§ **EXERCISE GOAL**
Copy, from the entries below, each line where the word "JSON" can be found.

━━ THE DATA ━━

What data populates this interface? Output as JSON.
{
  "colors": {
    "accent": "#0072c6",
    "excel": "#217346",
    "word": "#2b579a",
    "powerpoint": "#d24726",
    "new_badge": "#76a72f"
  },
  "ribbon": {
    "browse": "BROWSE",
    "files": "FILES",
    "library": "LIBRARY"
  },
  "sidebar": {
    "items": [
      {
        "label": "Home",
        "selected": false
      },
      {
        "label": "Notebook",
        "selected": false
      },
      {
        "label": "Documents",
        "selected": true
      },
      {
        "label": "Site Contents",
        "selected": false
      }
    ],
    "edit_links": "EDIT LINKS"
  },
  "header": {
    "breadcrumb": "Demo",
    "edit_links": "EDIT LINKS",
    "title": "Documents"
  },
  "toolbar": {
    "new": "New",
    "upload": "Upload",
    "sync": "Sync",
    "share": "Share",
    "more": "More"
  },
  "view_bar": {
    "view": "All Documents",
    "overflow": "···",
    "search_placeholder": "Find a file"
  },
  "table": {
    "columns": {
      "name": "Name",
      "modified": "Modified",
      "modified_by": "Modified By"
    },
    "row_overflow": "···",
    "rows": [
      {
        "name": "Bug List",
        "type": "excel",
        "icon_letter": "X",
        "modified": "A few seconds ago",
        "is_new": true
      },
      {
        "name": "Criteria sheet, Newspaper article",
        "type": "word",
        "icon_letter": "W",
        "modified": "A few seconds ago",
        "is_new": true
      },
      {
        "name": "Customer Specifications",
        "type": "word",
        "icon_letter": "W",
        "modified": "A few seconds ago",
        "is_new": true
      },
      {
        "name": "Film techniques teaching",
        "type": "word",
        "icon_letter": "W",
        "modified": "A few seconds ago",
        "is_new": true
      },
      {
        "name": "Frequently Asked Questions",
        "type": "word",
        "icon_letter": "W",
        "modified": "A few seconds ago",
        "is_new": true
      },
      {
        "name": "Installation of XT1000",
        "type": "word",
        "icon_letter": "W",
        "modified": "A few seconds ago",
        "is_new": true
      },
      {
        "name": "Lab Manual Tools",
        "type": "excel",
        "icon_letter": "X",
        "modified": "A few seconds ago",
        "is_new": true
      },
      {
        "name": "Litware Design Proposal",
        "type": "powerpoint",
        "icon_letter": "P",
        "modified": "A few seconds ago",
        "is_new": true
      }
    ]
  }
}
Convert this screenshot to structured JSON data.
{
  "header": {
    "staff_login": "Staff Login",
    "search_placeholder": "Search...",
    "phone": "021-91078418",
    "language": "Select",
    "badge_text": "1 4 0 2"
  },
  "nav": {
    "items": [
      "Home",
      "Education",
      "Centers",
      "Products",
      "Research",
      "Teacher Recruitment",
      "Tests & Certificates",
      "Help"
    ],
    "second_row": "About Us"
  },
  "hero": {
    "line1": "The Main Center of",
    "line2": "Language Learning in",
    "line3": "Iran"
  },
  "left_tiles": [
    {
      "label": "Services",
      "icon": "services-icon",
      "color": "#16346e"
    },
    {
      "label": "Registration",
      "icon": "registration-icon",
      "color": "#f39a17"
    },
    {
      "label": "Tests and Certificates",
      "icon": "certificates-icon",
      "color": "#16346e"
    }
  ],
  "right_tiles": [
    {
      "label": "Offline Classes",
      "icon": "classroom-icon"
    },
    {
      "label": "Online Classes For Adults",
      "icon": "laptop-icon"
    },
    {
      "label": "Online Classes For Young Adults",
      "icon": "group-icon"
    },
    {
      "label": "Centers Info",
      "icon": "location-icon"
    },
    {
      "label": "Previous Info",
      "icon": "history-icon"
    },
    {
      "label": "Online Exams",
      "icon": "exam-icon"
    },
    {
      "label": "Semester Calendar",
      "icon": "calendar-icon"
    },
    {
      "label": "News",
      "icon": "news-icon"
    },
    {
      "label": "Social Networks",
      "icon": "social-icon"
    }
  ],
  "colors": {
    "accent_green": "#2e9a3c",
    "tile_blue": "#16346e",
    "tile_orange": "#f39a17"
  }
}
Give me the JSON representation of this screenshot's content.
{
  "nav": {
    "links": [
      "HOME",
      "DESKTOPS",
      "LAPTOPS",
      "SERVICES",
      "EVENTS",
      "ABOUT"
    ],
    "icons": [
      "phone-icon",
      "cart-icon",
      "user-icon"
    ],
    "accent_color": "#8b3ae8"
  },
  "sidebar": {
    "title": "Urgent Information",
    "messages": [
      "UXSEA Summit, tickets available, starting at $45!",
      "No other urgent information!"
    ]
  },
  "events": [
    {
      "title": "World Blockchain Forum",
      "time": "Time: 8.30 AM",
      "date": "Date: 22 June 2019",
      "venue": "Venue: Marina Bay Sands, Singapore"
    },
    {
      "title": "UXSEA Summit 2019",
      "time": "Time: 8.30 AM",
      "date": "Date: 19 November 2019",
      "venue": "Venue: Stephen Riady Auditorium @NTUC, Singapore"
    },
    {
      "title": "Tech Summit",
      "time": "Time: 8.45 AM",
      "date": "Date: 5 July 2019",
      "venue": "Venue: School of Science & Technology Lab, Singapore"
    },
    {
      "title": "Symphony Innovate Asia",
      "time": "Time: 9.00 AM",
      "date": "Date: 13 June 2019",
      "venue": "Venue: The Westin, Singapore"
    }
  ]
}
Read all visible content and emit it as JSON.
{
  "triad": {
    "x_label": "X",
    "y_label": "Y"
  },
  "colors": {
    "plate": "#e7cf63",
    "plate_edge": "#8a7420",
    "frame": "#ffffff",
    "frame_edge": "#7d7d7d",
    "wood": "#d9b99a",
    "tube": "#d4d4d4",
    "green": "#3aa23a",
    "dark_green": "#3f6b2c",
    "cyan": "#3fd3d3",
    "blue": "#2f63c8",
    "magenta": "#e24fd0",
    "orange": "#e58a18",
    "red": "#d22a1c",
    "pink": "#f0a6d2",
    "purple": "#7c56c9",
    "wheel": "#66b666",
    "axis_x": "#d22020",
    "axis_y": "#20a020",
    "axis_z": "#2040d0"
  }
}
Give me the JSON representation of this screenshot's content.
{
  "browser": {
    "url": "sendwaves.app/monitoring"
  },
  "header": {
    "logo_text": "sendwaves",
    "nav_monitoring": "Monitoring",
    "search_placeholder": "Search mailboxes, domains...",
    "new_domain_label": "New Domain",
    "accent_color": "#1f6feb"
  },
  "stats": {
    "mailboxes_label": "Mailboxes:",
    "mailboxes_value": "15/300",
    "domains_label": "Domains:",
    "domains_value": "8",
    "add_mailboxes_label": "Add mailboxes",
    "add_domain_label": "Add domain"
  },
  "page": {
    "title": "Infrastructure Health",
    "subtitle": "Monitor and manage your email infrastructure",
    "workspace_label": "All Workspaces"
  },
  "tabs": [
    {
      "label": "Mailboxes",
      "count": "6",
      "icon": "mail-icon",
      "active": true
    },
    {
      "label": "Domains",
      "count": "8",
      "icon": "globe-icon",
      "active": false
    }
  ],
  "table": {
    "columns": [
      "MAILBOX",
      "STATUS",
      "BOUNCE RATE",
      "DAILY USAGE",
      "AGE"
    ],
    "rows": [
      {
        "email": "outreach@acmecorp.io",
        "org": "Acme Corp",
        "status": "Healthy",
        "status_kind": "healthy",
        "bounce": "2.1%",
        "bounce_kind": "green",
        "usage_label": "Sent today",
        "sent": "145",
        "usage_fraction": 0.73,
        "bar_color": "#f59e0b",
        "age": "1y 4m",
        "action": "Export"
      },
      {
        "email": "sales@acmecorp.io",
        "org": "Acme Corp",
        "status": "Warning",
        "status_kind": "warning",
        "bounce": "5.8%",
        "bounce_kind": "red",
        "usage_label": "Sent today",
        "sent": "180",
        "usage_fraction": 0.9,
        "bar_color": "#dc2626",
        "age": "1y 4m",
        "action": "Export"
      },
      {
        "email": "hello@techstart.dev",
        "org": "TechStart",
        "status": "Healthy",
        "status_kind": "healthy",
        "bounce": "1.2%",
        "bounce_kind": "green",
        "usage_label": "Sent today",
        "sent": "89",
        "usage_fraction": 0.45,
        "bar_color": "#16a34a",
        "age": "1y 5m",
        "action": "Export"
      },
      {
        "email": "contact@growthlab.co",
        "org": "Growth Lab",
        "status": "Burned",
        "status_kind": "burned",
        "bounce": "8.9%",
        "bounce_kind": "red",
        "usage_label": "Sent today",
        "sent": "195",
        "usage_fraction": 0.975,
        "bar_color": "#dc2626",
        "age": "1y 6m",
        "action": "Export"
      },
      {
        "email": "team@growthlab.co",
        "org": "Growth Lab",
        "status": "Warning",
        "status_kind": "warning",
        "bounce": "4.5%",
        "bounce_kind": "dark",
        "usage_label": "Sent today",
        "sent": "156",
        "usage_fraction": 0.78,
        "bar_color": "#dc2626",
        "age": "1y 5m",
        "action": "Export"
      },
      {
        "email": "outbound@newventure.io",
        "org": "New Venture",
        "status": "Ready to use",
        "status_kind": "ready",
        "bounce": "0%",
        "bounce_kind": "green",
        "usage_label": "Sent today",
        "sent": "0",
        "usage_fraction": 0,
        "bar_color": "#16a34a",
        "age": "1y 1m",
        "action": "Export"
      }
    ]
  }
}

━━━

§ **OUTPUT**
What data populates this interface? Output as JSON.
Convert this screenshot to structured JSON data.
Give me the JSON representation of this screenshot's content.
Read all visible content and emit it as JSON.
Give me the JSON representation of this screenshot's content.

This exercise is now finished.